Given information section start

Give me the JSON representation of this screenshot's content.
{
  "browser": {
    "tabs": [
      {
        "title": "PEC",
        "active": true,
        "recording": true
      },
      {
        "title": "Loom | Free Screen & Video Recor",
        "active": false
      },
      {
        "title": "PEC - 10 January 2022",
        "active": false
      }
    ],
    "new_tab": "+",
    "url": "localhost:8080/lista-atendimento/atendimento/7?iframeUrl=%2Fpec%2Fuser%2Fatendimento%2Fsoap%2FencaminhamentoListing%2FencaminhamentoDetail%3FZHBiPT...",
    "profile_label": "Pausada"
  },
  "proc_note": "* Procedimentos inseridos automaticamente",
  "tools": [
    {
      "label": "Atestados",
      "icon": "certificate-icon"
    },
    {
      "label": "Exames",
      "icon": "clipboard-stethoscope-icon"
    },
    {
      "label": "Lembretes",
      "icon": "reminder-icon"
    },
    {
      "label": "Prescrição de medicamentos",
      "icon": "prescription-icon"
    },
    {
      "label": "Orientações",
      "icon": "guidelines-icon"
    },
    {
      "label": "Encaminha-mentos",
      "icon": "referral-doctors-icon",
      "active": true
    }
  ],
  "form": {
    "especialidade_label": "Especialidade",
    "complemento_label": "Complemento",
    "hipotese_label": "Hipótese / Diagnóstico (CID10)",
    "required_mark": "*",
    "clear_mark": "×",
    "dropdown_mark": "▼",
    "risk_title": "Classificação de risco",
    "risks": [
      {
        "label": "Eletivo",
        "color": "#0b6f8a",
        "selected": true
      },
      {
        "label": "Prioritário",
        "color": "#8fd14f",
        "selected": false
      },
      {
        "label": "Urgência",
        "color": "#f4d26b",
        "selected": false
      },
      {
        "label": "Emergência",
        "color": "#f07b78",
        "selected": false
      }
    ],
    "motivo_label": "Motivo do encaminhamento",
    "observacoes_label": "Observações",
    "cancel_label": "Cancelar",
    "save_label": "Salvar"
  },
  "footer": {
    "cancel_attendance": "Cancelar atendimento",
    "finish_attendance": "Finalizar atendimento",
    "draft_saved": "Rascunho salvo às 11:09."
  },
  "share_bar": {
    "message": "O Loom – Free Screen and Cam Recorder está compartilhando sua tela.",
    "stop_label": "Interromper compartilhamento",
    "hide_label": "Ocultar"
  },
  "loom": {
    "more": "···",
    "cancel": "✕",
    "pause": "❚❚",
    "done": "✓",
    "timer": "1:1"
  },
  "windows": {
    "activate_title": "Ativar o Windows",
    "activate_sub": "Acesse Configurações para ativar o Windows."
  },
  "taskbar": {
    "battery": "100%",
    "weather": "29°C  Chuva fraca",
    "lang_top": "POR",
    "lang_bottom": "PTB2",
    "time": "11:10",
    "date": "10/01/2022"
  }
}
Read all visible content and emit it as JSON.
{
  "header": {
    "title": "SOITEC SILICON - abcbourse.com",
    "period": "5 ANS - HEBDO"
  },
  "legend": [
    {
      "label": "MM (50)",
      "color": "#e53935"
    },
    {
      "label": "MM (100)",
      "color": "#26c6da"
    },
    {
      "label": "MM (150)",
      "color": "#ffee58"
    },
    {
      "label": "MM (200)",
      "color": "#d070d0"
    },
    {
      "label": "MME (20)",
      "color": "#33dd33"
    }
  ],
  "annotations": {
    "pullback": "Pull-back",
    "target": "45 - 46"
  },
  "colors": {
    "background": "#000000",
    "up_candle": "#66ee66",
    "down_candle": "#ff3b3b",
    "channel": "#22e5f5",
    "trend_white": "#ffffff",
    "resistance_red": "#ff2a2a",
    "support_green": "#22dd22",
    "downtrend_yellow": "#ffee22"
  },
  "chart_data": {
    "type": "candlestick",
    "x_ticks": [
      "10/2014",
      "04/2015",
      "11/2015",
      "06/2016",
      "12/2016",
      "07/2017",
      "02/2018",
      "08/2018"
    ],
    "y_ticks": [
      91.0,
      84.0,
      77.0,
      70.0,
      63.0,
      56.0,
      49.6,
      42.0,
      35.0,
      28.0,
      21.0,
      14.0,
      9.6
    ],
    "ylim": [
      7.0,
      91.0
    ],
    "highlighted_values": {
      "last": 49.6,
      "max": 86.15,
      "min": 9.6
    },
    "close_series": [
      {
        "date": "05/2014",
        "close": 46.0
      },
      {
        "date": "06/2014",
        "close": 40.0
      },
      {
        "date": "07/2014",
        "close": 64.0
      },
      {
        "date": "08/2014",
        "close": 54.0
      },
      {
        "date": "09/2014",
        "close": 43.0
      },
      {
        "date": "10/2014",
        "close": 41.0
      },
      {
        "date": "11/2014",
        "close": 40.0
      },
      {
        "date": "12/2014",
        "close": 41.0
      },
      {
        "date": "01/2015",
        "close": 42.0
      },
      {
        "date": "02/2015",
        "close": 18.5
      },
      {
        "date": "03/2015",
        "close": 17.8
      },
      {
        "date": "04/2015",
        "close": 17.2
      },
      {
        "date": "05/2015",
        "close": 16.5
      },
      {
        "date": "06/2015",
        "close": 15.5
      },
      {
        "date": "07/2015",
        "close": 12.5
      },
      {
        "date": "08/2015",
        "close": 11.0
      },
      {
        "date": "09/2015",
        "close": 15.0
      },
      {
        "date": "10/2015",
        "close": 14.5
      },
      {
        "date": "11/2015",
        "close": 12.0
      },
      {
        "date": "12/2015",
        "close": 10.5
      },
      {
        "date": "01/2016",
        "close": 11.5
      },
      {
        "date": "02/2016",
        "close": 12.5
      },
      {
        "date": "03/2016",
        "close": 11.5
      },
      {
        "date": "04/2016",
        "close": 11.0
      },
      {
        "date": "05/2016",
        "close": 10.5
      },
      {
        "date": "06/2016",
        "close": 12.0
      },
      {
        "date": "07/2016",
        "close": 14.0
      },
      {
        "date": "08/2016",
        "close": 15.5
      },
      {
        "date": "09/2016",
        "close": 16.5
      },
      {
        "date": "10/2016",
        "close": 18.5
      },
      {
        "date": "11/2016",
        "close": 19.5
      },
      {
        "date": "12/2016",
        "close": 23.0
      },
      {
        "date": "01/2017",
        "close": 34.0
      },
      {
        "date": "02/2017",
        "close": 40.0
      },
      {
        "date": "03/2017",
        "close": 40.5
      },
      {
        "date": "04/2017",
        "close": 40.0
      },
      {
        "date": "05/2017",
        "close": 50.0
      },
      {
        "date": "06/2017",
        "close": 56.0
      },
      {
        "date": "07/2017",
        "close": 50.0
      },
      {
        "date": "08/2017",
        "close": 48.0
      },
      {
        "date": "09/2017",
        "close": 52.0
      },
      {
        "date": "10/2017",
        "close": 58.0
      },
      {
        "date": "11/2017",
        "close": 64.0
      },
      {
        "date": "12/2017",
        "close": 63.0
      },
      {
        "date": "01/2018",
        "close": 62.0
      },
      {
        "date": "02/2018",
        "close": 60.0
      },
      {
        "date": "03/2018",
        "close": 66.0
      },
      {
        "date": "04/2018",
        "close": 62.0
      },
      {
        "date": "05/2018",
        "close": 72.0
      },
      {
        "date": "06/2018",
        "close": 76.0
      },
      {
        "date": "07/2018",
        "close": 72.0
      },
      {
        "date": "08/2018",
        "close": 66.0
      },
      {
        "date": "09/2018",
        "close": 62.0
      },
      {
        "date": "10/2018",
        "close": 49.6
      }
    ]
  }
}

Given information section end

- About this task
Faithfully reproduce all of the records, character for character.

- Output of the task
Give me the JSON representation of this screenshot's content.
{
  "browser": {
    "tabs": [
      {
        "title": "PEC",
        "active": true,
        "recording": true
      },
      {
        "title": "Loom | Free Screen & Video Recor",
        "active": false
      },
      {
        "title": "PEC - 10 January 2022",
        "active": false
      }
    ],
    "new_tab": "+",
    "url": "localhost:8080/lista-atendimento/atendimento/7?iframeUrl=%2Fpec%2Fuser%2Fatendimento%2Fsoap%2FencaminhamentoListing%2FencaminhamentoDetail%3FZHBiPT...",
    "profile_label": "Pausada"
  },
  "proc_note": "* Procedimentos inseridos automaticamente",
  "tools": [
    {
      "label": "Atestados",
      "icon": "certificate-icon"
    },
    {
      "label": "Exames",
      "icon": "clipboard-stethoscope-icon"
    },
    {
      "label": "Lembretes",
      "icon": "reminder-icon"
    },
    {
      "label": "Prescrição de medicamentos",
      "icon": "prescription-icon"
    },
    {
      "label": "Orientações",
      "icon": "guidelines-icon"
    },
    {
      "label": "Encaminha-mentos",
      "icon": "referral-doctors-icon",
      "active": true
    }
  ],
  "form": {
    "especialidade_label": "Especialidade",
    "complemento_label": "Complemento",
    "hipotese_label": "Hipótese / Diagnóstico (CID10)",
    "required_mark": "*",
    "clear_mark": "×",
    "dropdown_mark": "▼",
    "risk_title": "Classificação de risco",
    "risks": [
      {
        "label": "Eletivo",
        "color": "#0b6f8a",
        "selected": true
      },
      {
        "label": "Prioritário",
        "color": "#8fd14f",
        "selected": false
      },
      {
        "label": "Urgência",
        "color": "#f4d26b",
        "selected": false
      },
      {
        "label": "Emergência",
        "color": "#f07b78",
        "selected": false
      }
    ],
    "motivo_label": "Motivo do encaminhamento",
    "observacoes_label": "Observações",
    "cancel_label": "Cancelar",
    "save_label": "Salvar"
  },
  "footer": {
    "cancel_attendance": "Cancelar atendimento",
    "finish_attendance": "Finalizar atendimento",
    "draft_saved": "Rascunho salvo às 11:09."
  },
  "share_bar": {
    "message": "O Loom – Free Screen and Cam Recorder está compartilhando sua tela.",
    "stop_label": "Interromper compartilhamento",
    "hide_label": "Ocultar"
  },
  "loom": {
    "more": "···",
    "cancel": "✕",
    "pause": "❚❚",
    "done": "✓",
    "timer": "1:1"
  },
  "windows": {
    "activate_title": "Ativar o Windows",
    "activate_sub": "Acesse Configurações para ativar o Windows."
  },
  "taskbar": {
    "battery": "100%",
    "weather": "29°C  Chuva fraca",
    "lang_top": "POR",
    "lang_bottom": "PTB2",
    "time": "11:10",
    "date": "10/01/2022"
  }
}
Read all visible content and emit it as JSON.
{
  "header": {
    "title": "SOITEC SILICON - abcbourse.com",
    "period": "5 ANS - HEBDO"
  },
  "legend": [
    {
      "label": "MM (50)",
      "color": "#e53935"
    },
    {
      "label": "MM (100)",
      "color": "#26c6da"
    },
    {
      "label": "MM (150)",
      "color": "#ffee58"
    },
    {
      "label": "MM (200)",
      "color": "#d070d0"
    },
    {
      "label": "MME (20)",
      "color": "#33dd33"
    }
  ],
  "annotations": {
    "pullback": "Pull-back",
    "target": "45 - 46"
  },
  "colors": {
    "background": "#000000",
    "up_candle": "#66ee66",
    "down_candle": "#ff3b3b",
    "channel": "#22e5f5",
    "trend_white": "#ffffff",
    "resistance_red": "#ff2a2a",
    "support_green": "#22dd22",
    "downtrend_yellow": "#ffee22"
  },
  "chart_data": {
    "type": "candlestick",
    "x_ticks": [
      "10/2014",
      "04/2015",
      "11/2015",
      "06/2016",
      "12/2016",
      "07/2017",
      "02/2018",
      "08/2018"
    ],
    "y_ticks": [
      91.0,
      84.0,
      77.0,
      70.0,
      63.0,
      56.0,
      49.6,
      42.0,
      35.0,
      28.0,
      21.0,
      14.0,
      9.6
    ],
    "ylim": [
      7.0,
      91.0
    ],
    "highlighted_values": {
      "last": 49.6,
      "max": 86.15,
      "min": 9.6
    },
    "close_series": [
      {
        "date": "05/2014",
        "close": 46.0
      },
      {
        "date": "06/2014",
        "close": 40.0
      },
      {
        "date": "07/2014",
        "close": 64.0
      },
      {
        "date": "08/2014",
        "close": 54.0
      },
      {
        "date": "09/2014",
        "close": 43.0
      },
      {
        "date": "10/2014",
        "close": 41.0
      },
      {
        "date": "11/2014",
        "close": 40.0
      },
      {
        "date": "12/2014",
        "close": 41.0
      },
      {
        "date": "01/2015",
        "close": 42.0
      },
      {
        "date": "02/2015",
        "close": 18.5
      },
      {
        "date": "03/2015",
        "close": 17.8
      },
      {
        "date": "04/2015",
        "close": 17.2
      },
      {
        "date": "05/2015",
        "close": 16.5
      },
      {
        "date": "06/2015",
        "close": 15.5
      },
      {
        "date": "07/2015",
        "close": 12.5
      },
      {
        "date": "08/2015",
        "close": 11.0
      },
      {
        "date": "09/2015",
        "close": 15.0
      },
      {
        "date": "10/2015",
        "close": 14.5
      },
      {
        "date": "11/2015",
        "close": 12.0
      },
      {
        "date": "12/2015",
        "close": 10.5
      },
      {
        "date": "01/2016",
        "close": 11.5
      },
      {
        "date": "02/2016",
        "close": 12.5
      },
      {
        "date": "03/2016",
        "close": 11.5
      },
      {
        "date": "04/2016",
        "close": 11.0
      },
      {
        "date": "05/2016",
        "close": 10.5
      },
      {
        "date": "06/2016",
        "close": 12.0
      },
      {
        "date": "07/2016",
        "close": 14.0
      },
      {
        "date": "08/2016",
        "close": 15.5
      },
      {
        "date": "09/2016",
        "close": 16.5
      },
      {
        "date": "10/2016",
        "close": 18.5
      },
      {
        "date": "11/2016",
        "close": 19.5
      },
      {
        "date": "12/2016",
        "close": 23.0
      },
      {
        "date": "01/2017",
        "close": 34.0
      },
      {
        "date": "02/2017",
        "close": 40.0
      },
      {
        "date": "03/2017",
        "close": 40.5
      },
      {
        "date": "04/2017",
        "close": 40.0
      },
      {
        "date": "05/2017",
        "close": 50.0
      },
      {
        "date": "06/2017",
        "close": 56.0
      },
      {
        "date": "07/2017",
        "close": 50.0
      },
      {
        "date": "08/2017",
        "close": 48.0
      },
      {
        "date": "09/2017",
        "close": 52.0
      },
      {
        "date": "10/2017",
        "close": 58.0
      },
      {
        "date": "11/2017",
        "close": 64.0
      },
      {
        "date": "12/2017",
        "close": 63.0
      },
      {
        "date": "01/2018",
        "close": 62.0
      },
      {
        "date": "02/2018",
        "close": 60.0
      },
      {
        "date": "03/2018",
        "close": 66.0
      },
      {
        "date": "04/2018",
        "close": 62.0
      },
      {
        "date": "05/2018",
        "close": 72.0
      },
      {
        "date": "06/2018",
        "close": 76.0
      },
      {
        "date": "07/2018",
        "close": 72.0
      },
      {
        "date": "08/2018",
        "close": 66.0
      },
      {
        "date": "09/2018",
        "close": 62.0
      },
      {
        "date": "10/2018",
        "close": 49.6
      }
    ]
  }
}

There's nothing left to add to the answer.